WORK REQUEST: Keep every word of the listing and reproduce it exactly, but set aside any image found there.

DATA SUPPLIED:

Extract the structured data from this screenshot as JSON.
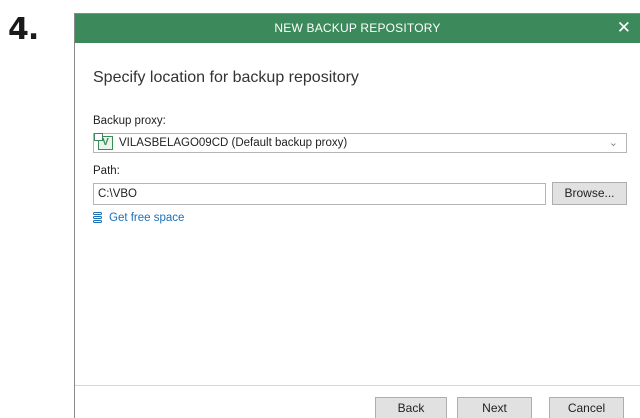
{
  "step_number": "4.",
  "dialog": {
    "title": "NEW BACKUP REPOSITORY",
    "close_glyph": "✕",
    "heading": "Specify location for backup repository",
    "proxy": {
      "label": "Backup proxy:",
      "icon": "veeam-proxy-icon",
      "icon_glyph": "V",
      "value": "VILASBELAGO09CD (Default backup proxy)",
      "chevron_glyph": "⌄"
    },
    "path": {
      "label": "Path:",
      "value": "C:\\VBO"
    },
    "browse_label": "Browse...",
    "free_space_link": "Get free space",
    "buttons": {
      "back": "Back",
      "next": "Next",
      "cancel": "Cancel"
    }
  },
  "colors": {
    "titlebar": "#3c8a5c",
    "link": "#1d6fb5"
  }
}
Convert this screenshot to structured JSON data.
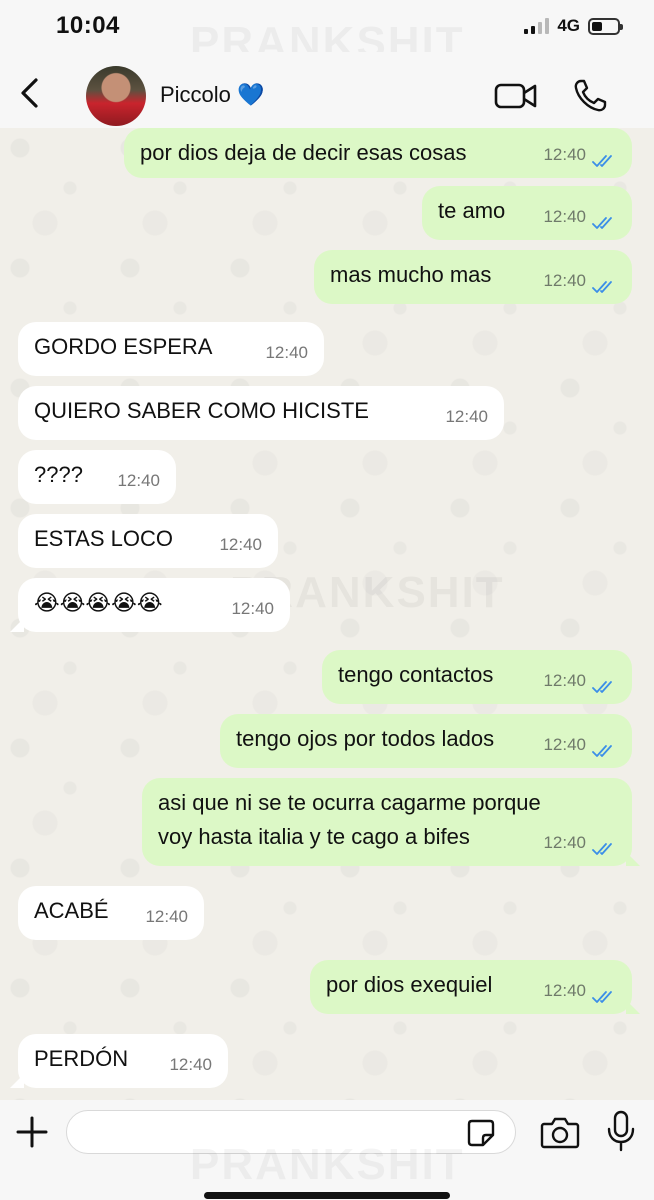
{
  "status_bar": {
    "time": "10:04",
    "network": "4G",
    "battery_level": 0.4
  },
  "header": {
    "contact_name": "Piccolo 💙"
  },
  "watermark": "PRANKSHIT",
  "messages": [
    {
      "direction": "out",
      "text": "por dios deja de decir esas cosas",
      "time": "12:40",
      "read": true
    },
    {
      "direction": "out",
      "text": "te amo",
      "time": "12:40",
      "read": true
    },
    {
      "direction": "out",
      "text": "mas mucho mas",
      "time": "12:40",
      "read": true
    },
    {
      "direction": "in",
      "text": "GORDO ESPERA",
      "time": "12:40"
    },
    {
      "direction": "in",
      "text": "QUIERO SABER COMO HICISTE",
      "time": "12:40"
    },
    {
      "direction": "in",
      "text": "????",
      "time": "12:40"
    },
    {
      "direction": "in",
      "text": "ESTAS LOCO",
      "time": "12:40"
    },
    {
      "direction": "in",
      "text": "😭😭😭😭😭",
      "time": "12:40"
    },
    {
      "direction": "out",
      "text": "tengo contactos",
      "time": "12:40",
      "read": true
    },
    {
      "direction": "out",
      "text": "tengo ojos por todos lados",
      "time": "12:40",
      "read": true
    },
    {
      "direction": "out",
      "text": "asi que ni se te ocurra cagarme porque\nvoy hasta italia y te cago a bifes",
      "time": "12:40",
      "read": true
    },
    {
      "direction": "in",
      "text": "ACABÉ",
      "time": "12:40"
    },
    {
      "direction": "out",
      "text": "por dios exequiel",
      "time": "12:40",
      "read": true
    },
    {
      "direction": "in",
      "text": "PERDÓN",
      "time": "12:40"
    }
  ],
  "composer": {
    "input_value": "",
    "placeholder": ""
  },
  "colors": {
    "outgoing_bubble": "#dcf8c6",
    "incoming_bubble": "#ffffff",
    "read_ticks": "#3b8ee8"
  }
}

RESPONSE TO THIS EXERCISE:
Extract the structured data from this screenshot as JSON.
{
  "step_number": "4.",
  "dialog": {
    "title": "NEW BACKUP REPOSITORY",
    "close_glyph": "✕",
    "heading": "Specify location for backup repository",
    "proxy": {
      "label": "Backup proxy:",
      "icon": "veeam-proxy-icon",
      "icon_glyph": "V",
      "value": "VILASBELAGO09CD (Default backup proxy)",
      "chevron_glyph": "⌄"
    },
    "path": {
      "label": "Path:",
      "value": "C:\\VBO"
    },
    "browse_label": "Browse...",
    "free_space_link": "Get free space",
    "buttons": {
      "back": "Back",
      "next": "Next",
      "cancel": "Cancel"
    }
  },
  "colors": {
    "titlebar": "#3c8a5c",
    "link": "#1d6fb5"
  }
}
Convert this screenshot to structured JSON data.
{
  "status_bar": {
    "time": "10:04",
    "network": "4G",
    "battery_level": 0.4
  },
  "header": {
    "contact_name": "Piccolo 💙"
  },
  "watermark": "PRANKSHIT",
  "messages": [
    {
      "direction": "out",
      "text": "por dios deja de decir esas cosas",
      "time": "12:40",
      "read": true
    },
    {
      "direction": "out",
      "text": "te amo",
      "time": "12:40",
      "read": true
    },
    {
      "direction": "out",
      "text": "mas mucho mas",
      "time": "12:40",
      "read": true
    },
    {
      "direction": "in",
      "text": "GORDO ESPERA",
      "time": "12:40"
    },
    {
      "direction": "in",
      "text": "QUIERO SABER COMO HICISTE",
      "time": "12:40"
    },
    {
      "direction": "in",
      "text": "????",
      "time": "12:40"
    },
    {
      "direction": "in",
      "text": "ESTAS LOCO",
      "time": "12:40"
    },
    {
      "direction": "in",
      "text": "😭😭😭😭😭",
      "time": "12:40"
    },
    {
      "direction": "out",
      "text": "tengo contactos",
      "time": "12:40",
      "read": true
    },
    {
      "direction": "out",
      "text": "tengo ojos por todos lados",
      "time": "12:40",
      "read": true
    },
    {
      "direction": "out",
      "text": "asi que ni se te ocurra cagarme porque\nvoy hasta italia y te cago a bifes",
      "time": "12:40",
      "read": true
    },
    {
      "direction": "in",
      "text": "ACABÉ",
      "time": "12:40"
    },
    {
      "direction": "out",
      "text": "por dios exequiel",
      "time": "12:40",
      "read": true
    },
    {
      "direction": "in",
      "text": "PERDÓN",
      "time": "12:40"
    }
  ],
  "composer": {
    "input_value": "",
    "placeholder": ""
  },
  "colors": {
    "outgoing_bubble": "#dcf8c6",
    "incoming_bubble": "#ffffff",
    "read_ticks": "#3b8ee8"
  }
}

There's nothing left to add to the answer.